Hybrid fibre-coaxial (HFC) is a term that defines a network that incorporates both optical fiber and coaxial cable to create a broadband network. This technology allows access to broadband internet using existing CATV networks. Topology can be divided into two parts. The first one consists of connecting the subscriber via a coaxial cable and then the second one one, interconnects zonal fiber nodes. This Hybrid fibre-coaxial (HFC) technology begins to be implemented by operators of CATV, who may also provide cable television service annexed by the same means to transport the signal of broadband internet.
Hybrid fibre-coaxial (HFC) : Basic Description
Through the use of each of these technologies, the network is able to take advantage of the benefits and minimize the impact of the limitations inherited by each. The optical fiber provides the advantage of covering reasonably long distances with minimal amplification and signal regeneration. However, due to the nature of this technology, the cost and size of the optical multiplexers / demultiplexers rarely used to connect the nodes directly to customers. Instead, the optical fiber ends in a network element called “gateway”, which contains, at least, an optical transformer (normally two) which allows the transition of the signal at the coaxial cable network.
The coaxial cable provides a capacity of considerable bandwidth, while also allowing the signal to be removed and inserted with minimal interference to any client or team. The limitations of this system is that, sometimes the signal needs to be amplified and also it is susceptible to interference.
Hybrid fibre-coaxial (HFC) : Supported Services and Other Points
Unless technically required, there is no need to know more about Hybrid fibre-coaxial (HFC) in depth by an average user. These networks can now not only used to transmit cable television (video), but also data (Internet), telephony (Voice), among the other corporate services. Supported services are as follows :
- Distribution analog and digital terrestrial TV
- Distribution of FM radio channels
- Integrated Telephony
- Pay per view (PPV) and Video on Demand (VoD)
- Internet access
- Interactive video games
- Access to databases
- Video Phone
- E-commerce, teleadministration, telemedicine etc.
- Internet access via TV, TV portals
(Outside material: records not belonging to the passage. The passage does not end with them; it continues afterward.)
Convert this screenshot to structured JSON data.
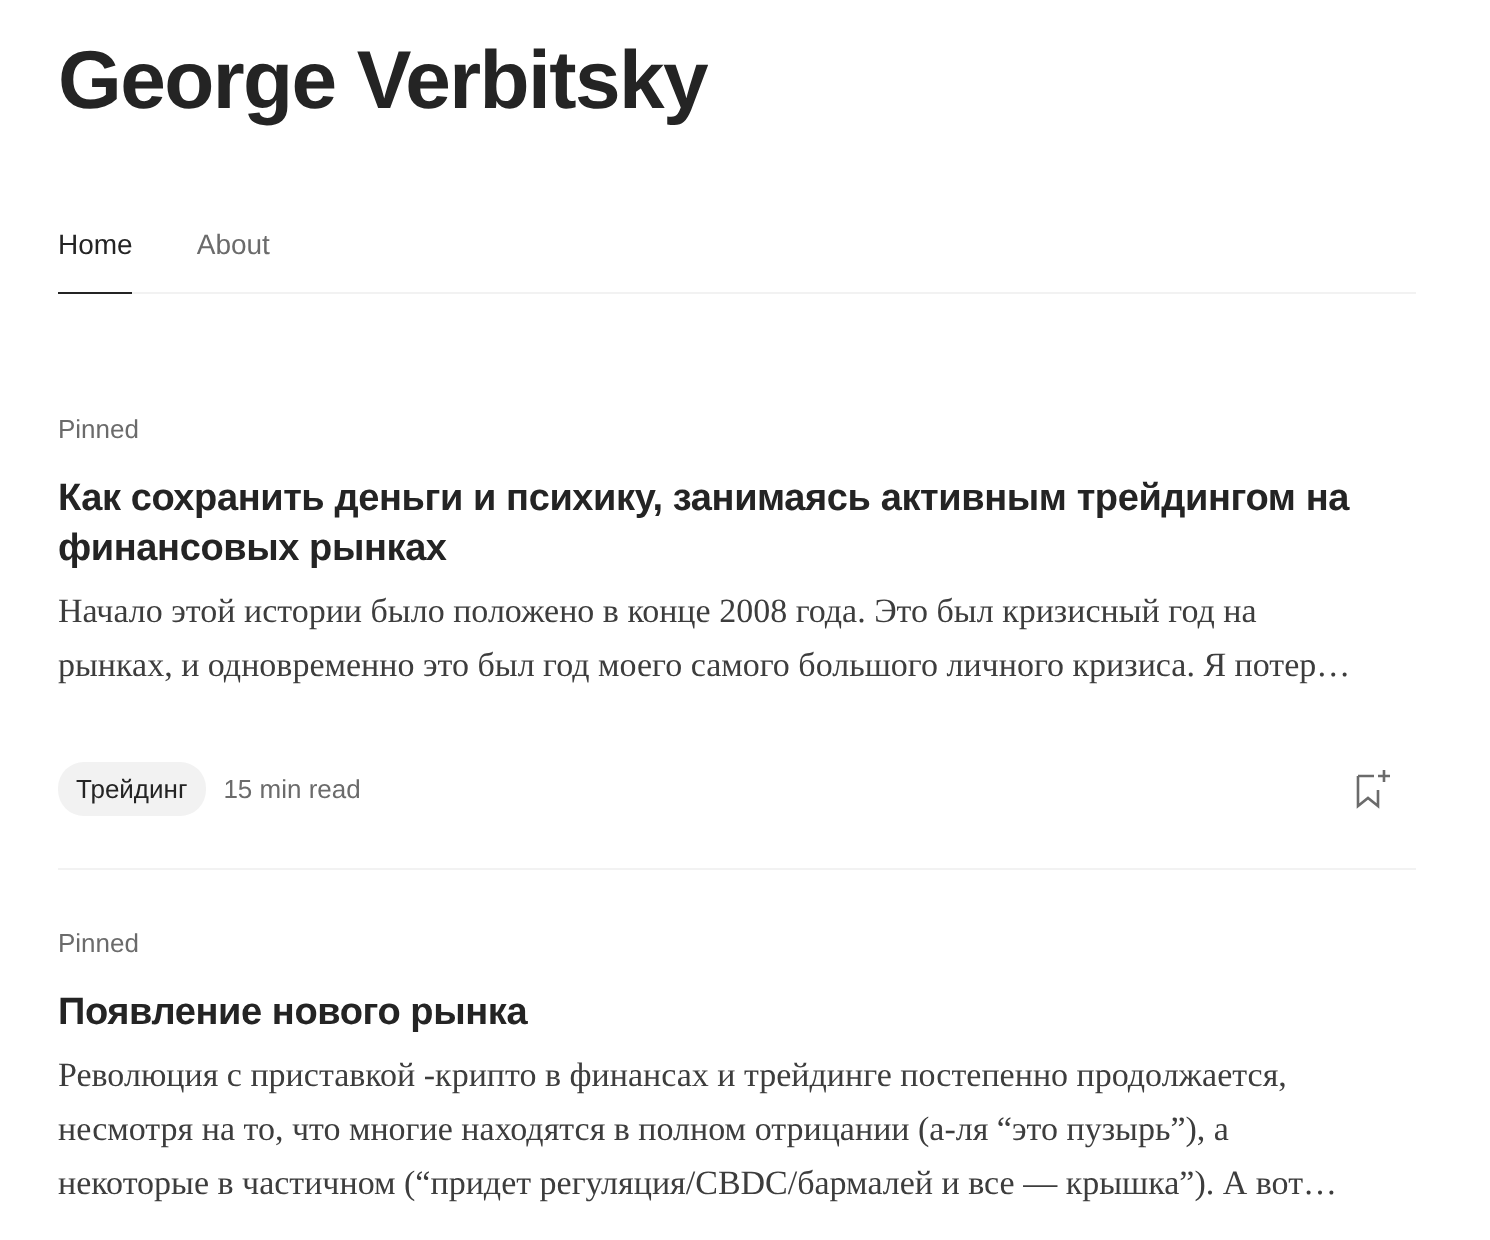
{
  "author": {
    "name": "George Verbitsky"
  },
  "tabs": [
    {
      "label": "Home",
      "selected": true
    },
    {
      "label": "About",
      "selected": false
    }
  ],
  "posts": [
    {
      "pinned_label": "Pinned",
      "title": "Как сохранить деньги и психику, занимаясь активным трейдингом на финансовых рынках",
      "excerpt_lines": [
        "Начало этой истории было положено в конце 2008 года. Это был кризисный год на",
        "рынках, и одновременно это был год моего самого большого личного кризиса. Я потер…"
      ],
      "tag": "Трейдинг",
      "read_time": "15 min read"
    },
    {
      "pinned_label": "Pinned",
      "title": "Появление нового рынка",
      "excerpt_lines": [
        "Революция с приставкой -крипто в финансах и трейдинге постепенно продолжается,",
        "несмотря на то, что многие находятся в полном отрицании (а-ля “это пузырь”), а",
        "некоторые в частичном (“придет регуляция/CBDC/бармалей и все — крышка”). А вот…"
      ]
    }
  ]
}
Digital subscriber line (DSL) is a technology used by traditional telephone companies to deliver advanced services (high-speed data and sometimes video) over twisted pair copper telephone wires. It typically has lower data carrying capacity than HFC networks and data speeds can be range-limited by line lengths and quality.